I love art museums. I don't consider myself much of an art expert by any means, but I love to wander the halls of big galleries and museums and explore the collections. Like many people sometimes I love what I see, sometimes I hate it and sometimes I just don't get what all the fuss is about.
It was my interest in learning more about a major museum that I have never visited (the Met in New York) that made me pick up the book Museum: behind the scenes at the Metropolitan Museum of Art by Danny Danziger. The book ended up being totally different from what I expected, but I still thoroughly enjoyed it. I expected a book that would give the history of the museum, some insight into the art within its walls and maybe a bit more of a sense of art history. I got that to a degree―but not in the way I anticipated.
Rather than being a straight ahead factual history, this book is a collection of interviews with staff at the museum about their jobs, their experiences and what the Metropolitan Museum means to them. Each person interviewed―from curators, to security officers, trustees to plumbers, florists to the chief librarian―has a passion and an interest in the collections and the building. Danziger explores the interviewees' lives, what brought them to the museum and what they like and love about their work (in his introduction, Danziger notes his own surprise about how universally positive the employees were in his conversations with him).
The pieces are all very short―five to ten pages―and Danziger transcribes the actual conversations in a way that is very light and easy to read. It's intriguing to see how all the various facets of work fit together to create the smooth operation of such a large institution. The interviews with people involved in non-art related jobs were many of my favourites―it was delightful to read about the artistic passions and theories of employees who aren't directly involved with shaping the collections. Yet at the same time, I enjoyed the many interviews with curators and experts; particularly, I was surprised to find how much I enjoyed the interviews with those who focused on areas of art that I don't consider myself a fan of: their enthusiasm was contagious.

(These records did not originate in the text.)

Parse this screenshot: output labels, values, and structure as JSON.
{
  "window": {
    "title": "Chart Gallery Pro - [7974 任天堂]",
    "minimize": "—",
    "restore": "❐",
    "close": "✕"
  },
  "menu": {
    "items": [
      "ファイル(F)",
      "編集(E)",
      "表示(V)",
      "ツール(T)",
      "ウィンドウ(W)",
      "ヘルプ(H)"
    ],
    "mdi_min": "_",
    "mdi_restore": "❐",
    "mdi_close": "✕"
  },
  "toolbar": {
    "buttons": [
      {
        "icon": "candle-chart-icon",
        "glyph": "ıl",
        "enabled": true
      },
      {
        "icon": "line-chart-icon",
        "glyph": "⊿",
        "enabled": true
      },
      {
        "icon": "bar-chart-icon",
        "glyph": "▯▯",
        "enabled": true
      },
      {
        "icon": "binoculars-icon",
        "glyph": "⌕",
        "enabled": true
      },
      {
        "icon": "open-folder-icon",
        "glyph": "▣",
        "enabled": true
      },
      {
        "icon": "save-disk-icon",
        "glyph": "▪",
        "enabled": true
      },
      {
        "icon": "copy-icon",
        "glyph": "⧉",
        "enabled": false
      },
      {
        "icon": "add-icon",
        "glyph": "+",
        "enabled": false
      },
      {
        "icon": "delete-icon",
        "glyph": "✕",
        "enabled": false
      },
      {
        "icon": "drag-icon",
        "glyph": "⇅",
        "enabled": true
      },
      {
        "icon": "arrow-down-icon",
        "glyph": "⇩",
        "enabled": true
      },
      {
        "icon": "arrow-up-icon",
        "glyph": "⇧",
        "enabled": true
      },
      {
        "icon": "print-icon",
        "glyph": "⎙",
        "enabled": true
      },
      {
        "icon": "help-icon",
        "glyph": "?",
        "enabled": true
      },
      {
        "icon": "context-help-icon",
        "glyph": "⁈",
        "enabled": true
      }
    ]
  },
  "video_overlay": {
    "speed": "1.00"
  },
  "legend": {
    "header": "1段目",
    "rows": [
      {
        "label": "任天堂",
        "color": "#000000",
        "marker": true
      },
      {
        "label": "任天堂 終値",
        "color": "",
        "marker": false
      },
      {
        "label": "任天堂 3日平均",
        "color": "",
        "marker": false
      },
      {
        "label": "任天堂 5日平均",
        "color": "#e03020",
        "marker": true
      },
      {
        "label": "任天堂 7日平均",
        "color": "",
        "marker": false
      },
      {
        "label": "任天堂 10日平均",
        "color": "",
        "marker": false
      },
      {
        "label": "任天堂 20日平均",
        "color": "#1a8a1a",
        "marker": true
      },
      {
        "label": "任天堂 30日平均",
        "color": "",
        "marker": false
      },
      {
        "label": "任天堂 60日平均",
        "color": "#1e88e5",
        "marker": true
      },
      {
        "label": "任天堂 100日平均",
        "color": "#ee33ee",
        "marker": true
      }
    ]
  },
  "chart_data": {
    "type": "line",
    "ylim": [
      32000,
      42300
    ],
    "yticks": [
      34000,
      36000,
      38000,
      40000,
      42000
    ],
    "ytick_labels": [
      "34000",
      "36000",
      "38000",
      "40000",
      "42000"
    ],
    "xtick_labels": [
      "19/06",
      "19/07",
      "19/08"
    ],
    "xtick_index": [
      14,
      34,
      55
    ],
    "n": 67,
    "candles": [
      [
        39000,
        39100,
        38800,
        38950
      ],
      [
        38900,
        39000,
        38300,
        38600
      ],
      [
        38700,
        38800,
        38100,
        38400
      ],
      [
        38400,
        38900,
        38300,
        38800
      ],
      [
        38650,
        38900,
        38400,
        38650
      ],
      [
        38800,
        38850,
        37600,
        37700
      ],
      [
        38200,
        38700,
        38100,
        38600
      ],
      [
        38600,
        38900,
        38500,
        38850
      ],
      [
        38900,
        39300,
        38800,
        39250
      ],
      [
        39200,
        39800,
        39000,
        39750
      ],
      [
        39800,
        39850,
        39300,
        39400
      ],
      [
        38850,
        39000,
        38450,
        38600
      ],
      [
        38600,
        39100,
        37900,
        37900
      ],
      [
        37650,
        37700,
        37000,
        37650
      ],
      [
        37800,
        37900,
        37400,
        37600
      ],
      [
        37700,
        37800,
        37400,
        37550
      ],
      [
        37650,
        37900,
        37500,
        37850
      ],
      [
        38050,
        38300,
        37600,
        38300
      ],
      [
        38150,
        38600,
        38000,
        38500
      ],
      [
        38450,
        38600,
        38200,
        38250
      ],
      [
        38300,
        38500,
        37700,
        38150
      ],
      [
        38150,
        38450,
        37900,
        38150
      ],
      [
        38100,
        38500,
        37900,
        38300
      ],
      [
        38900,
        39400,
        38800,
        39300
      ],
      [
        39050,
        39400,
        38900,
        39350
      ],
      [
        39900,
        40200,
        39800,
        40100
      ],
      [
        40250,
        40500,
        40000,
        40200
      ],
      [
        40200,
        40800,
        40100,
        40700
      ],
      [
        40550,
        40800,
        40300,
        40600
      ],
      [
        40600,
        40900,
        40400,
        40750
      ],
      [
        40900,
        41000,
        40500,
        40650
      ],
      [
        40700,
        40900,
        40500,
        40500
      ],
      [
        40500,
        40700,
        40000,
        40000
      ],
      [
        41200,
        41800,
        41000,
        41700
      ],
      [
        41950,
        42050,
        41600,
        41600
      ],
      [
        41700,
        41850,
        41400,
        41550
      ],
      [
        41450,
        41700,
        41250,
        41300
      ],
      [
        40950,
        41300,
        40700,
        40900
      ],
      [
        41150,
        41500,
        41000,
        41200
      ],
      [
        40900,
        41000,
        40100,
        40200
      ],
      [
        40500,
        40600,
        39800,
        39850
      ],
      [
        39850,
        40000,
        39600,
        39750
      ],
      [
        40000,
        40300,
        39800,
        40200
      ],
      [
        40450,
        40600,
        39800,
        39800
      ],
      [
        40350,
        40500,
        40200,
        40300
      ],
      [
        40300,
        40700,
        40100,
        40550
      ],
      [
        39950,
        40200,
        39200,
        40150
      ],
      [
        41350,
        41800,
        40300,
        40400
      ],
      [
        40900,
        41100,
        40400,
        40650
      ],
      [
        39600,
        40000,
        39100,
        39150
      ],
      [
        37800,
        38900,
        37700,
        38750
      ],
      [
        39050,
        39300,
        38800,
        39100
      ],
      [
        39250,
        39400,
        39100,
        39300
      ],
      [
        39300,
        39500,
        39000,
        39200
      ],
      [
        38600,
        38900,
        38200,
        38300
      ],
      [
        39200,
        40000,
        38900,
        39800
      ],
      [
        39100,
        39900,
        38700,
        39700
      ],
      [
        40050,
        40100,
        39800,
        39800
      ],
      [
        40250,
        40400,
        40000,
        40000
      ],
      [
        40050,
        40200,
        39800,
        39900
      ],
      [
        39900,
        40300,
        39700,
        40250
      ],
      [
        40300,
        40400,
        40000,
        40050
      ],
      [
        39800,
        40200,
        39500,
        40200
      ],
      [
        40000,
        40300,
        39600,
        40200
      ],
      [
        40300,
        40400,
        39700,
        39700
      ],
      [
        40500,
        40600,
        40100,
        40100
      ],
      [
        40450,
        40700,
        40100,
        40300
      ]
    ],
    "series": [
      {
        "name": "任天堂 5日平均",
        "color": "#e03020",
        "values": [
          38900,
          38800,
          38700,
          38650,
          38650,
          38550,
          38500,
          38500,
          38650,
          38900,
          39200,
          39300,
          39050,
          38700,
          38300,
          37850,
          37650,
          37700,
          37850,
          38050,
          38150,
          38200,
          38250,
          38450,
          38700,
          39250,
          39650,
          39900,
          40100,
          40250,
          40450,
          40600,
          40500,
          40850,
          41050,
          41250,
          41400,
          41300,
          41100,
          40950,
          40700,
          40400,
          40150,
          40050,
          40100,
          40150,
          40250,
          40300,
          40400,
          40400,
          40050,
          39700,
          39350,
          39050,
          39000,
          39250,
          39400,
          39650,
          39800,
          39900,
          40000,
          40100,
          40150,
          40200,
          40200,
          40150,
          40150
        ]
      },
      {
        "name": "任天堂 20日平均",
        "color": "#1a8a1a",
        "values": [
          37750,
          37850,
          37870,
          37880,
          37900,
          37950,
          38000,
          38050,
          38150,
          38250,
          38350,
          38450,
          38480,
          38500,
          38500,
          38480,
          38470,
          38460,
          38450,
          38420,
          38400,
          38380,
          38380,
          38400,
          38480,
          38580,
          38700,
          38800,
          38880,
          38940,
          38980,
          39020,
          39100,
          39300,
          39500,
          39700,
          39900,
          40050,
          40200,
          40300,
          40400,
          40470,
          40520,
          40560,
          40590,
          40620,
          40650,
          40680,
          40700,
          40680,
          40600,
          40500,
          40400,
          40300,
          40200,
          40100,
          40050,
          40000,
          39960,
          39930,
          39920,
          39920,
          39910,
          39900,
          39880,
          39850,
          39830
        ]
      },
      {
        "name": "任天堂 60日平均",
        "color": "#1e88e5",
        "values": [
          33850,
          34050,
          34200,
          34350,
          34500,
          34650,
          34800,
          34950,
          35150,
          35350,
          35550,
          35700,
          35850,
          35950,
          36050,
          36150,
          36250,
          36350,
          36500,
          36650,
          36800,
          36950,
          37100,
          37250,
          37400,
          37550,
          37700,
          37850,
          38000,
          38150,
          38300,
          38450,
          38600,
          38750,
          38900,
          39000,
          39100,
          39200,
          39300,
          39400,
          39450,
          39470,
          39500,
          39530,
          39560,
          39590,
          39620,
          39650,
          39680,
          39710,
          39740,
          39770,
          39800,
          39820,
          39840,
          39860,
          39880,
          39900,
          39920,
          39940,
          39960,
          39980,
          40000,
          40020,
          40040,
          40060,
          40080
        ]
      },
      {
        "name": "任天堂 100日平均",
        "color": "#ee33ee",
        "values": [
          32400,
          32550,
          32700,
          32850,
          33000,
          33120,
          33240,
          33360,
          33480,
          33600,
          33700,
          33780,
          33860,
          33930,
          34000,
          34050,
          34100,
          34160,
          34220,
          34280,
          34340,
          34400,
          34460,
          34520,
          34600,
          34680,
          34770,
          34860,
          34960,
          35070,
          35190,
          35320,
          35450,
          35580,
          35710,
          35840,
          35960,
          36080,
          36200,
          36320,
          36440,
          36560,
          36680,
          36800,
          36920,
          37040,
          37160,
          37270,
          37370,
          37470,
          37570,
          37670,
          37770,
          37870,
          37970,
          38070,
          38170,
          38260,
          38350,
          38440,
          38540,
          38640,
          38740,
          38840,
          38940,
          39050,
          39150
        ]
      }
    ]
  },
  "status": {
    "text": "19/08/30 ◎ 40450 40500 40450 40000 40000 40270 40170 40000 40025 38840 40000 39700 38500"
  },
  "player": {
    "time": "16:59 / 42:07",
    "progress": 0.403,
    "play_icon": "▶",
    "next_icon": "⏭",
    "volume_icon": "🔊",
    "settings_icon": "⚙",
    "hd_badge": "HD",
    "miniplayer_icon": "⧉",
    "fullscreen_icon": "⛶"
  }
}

Whether you have a passion for art or a passion for people, Museum: behind the scenes at the Metropolitan Museum of Art can address both.
A few other suggestions.
For other books based on interviews or in an interview style try:
Although Of Course You End Up Becoming Yourself: a road trip with David Foster Wallace
by David Lipsky: a very recent release in which Lipsky relays the interviews he made with DFW during a book tour for Infinite Jest. Publisher's Weekly said "Among the repetitions, ellipses, and fumbling that make Wallace's patter so compellingly real are observations as elegant and insightful as his essays."
How to Live: a search for wisdom from old people (while they are still on this earth)
by Henry Alford: chronicles the author's interviews with seniors from all walks of life in an attempt to gain the benefit of their years of knowledge and experience, as he himself contemplates life at middle age.
Listening is an Act of Love : a celebration of American life from the StoryCorps Project edited and with an introduction by Dave Isay: Based on an audio project by StoryCorps whose aim is to record and preserve the stories of everyday Americans. “This book is a collection of the most compelling excerpts from more than 10,000 interviews recorded... And they are compelling. Each one captures a moment in time—historical, emotional or personal—that make us who we are.” (Library Journal)
Nine Lives: death and life in New Orleans by Dan Baum: "a multivoiced biography of this dazzling, surreal, and imperiled city through the lives of nine characters over forty years and bracketed by two epic storms: Hurricane Betsy, which transformed the city in the 1960's, and Katrina, which nearly destroyed it." (library catalogue summary)
We Would Have Played for Nothing : baseball stars of the 1950s and 1960s talk about the game they loved by Fay Vincent